From the material below, copy every line in which the word "Total" occurs.

►

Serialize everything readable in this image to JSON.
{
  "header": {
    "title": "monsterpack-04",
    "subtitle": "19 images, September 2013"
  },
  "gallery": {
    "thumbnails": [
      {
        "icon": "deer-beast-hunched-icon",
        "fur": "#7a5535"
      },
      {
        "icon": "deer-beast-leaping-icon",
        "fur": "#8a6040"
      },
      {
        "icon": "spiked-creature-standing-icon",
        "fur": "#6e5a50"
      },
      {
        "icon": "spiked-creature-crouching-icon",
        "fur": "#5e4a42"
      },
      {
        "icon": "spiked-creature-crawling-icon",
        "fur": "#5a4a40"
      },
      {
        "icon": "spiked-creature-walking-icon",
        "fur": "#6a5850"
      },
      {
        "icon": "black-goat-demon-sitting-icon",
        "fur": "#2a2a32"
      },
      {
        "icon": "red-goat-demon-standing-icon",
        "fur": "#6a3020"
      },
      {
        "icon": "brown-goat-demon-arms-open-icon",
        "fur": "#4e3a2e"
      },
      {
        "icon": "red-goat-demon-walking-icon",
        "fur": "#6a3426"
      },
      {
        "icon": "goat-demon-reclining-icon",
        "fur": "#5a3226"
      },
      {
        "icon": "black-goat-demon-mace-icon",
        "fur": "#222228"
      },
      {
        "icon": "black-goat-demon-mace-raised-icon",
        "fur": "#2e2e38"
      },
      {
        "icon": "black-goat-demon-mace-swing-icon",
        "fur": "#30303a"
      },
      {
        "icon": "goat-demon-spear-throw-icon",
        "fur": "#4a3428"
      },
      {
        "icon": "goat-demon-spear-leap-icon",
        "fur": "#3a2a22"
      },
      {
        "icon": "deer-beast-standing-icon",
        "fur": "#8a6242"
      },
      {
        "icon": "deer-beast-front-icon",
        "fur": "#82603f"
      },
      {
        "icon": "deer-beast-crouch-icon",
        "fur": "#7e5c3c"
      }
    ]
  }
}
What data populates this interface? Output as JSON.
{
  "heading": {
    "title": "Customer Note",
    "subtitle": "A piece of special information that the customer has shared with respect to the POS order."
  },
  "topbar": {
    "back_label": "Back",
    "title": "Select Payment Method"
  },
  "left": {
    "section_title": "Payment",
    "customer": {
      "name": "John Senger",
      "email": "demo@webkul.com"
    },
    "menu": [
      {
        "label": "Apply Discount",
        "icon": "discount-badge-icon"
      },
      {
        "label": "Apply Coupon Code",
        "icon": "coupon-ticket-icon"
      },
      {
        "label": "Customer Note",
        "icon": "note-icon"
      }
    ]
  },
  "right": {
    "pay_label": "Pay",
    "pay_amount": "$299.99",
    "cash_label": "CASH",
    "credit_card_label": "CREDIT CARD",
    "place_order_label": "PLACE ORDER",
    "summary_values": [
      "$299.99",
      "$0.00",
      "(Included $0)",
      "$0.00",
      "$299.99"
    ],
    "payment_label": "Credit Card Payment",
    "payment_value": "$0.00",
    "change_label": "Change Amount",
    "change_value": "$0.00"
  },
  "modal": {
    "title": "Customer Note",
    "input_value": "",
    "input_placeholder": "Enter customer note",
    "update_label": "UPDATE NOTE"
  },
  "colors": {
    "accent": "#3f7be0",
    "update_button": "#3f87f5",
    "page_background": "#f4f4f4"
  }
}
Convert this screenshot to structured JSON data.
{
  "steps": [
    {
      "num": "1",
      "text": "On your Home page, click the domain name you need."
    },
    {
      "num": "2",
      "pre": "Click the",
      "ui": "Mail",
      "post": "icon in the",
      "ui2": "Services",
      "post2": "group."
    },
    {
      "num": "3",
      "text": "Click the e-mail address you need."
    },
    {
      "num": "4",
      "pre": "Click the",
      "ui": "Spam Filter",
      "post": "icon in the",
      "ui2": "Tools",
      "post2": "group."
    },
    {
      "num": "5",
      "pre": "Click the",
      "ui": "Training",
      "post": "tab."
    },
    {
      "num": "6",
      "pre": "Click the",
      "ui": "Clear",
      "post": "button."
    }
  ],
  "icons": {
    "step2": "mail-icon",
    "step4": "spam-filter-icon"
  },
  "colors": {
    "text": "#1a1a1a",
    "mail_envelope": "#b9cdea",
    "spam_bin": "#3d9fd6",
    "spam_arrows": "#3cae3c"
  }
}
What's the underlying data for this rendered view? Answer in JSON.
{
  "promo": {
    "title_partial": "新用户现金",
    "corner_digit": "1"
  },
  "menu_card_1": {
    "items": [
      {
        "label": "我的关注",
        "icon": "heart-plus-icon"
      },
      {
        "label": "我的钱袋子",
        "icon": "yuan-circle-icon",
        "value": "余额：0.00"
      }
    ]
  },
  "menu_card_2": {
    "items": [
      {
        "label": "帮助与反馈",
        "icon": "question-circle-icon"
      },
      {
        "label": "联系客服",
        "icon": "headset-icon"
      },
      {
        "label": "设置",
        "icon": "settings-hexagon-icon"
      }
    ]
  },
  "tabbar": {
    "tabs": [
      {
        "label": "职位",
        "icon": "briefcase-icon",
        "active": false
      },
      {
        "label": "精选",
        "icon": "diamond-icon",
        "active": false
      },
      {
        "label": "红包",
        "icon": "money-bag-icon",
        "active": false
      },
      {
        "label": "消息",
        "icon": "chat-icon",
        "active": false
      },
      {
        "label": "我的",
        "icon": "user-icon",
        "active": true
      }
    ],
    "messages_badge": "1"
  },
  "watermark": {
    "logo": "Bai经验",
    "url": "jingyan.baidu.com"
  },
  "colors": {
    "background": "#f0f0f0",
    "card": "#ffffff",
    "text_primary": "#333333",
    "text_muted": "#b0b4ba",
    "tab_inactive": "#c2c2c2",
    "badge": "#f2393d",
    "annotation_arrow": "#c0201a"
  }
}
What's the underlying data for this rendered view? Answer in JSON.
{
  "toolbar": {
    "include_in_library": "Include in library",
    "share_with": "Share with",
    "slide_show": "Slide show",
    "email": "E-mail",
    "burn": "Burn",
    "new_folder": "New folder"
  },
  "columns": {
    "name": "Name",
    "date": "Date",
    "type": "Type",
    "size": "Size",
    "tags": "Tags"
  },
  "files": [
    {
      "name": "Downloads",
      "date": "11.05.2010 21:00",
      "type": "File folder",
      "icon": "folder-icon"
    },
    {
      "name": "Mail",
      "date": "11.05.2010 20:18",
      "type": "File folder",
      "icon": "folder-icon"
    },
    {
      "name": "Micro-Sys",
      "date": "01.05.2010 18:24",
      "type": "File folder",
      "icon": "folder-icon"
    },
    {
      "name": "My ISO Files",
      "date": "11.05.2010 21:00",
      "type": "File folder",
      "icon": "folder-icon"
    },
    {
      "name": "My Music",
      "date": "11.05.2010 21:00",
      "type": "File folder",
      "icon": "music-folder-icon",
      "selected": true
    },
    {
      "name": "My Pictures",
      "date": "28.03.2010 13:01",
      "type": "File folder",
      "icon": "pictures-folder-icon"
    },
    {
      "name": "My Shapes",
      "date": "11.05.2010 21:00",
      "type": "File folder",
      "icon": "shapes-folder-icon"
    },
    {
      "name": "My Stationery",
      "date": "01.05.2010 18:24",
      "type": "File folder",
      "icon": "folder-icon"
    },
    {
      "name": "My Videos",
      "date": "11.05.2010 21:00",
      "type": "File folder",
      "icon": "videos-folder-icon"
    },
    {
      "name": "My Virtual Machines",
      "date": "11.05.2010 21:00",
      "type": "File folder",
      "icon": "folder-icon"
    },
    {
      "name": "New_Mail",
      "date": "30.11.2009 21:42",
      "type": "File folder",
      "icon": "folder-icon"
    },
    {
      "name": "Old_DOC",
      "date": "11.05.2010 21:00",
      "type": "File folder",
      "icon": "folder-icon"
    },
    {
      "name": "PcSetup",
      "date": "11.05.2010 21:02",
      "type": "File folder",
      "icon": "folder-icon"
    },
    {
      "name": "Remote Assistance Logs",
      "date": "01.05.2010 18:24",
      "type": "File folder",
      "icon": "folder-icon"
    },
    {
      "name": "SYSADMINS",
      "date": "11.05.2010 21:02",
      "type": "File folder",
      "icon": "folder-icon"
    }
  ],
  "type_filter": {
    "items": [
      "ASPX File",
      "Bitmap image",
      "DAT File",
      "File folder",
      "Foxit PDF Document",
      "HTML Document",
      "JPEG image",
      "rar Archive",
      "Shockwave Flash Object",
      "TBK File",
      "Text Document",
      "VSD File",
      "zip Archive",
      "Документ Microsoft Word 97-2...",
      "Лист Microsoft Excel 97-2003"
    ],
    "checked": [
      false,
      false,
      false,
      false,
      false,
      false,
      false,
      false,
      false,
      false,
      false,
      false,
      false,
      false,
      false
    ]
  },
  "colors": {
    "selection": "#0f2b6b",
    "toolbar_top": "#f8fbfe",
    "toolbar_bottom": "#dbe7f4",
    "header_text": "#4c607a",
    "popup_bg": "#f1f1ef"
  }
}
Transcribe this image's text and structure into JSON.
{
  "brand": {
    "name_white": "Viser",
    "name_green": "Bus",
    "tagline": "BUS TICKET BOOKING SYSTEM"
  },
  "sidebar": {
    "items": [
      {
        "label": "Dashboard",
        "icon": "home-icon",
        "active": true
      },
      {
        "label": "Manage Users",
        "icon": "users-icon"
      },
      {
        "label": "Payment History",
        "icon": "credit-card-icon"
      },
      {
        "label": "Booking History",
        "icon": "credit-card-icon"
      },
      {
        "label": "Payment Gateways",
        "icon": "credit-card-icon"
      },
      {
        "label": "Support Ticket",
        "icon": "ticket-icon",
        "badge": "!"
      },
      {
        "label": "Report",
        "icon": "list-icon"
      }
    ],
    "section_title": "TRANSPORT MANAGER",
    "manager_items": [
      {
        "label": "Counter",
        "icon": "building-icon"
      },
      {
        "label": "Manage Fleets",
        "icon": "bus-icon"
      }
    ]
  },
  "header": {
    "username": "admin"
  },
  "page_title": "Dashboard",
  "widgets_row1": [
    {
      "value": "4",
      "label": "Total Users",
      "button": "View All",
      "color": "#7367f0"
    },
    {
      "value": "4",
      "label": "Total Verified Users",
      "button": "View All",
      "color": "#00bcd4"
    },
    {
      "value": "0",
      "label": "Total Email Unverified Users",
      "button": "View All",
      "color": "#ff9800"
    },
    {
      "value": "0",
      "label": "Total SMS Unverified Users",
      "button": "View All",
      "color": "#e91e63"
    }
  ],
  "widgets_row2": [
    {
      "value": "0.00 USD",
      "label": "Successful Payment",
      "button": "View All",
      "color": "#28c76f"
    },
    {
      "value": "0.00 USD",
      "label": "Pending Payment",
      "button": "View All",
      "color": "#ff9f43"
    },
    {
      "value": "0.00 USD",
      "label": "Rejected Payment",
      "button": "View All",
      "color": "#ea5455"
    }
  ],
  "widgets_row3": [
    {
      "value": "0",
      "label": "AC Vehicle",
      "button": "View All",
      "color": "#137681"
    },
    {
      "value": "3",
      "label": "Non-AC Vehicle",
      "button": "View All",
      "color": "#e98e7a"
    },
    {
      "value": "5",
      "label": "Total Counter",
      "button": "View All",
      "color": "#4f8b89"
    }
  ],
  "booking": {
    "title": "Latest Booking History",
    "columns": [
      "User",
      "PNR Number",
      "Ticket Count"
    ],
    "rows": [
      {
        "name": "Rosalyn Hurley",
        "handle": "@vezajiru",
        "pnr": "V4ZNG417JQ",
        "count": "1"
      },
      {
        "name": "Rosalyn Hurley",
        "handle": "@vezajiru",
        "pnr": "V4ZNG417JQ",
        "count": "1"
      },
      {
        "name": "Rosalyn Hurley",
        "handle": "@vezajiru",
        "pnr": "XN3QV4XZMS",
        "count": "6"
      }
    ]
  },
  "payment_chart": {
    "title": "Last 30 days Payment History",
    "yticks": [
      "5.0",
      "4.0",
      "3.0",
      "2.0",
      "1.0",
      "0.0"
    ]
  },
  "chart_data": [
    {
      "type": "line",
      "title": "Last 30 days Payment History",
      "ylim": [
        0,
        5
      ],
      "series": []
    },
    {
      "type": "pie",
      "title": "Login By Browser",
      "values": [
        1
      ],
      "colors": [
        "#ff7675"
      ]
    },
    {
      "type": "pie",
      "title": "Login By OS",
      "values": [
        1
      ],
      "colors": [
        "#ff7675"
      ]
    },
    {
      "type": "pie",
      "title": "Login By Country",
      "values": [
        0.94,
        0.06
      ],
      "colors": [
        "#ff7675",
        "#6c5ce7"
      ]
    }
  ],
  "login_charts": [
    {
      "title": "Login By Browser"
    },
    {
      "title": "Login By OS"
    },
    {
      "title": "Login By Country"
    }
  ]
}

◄

*RESPONSE BOX*
      "label": "Total Users",
      "label": "Total Verified Users",
      "label": "Total Email Unverified Users",
      "label": "Total SMS Unverified Users",
      "label": "Total Counter",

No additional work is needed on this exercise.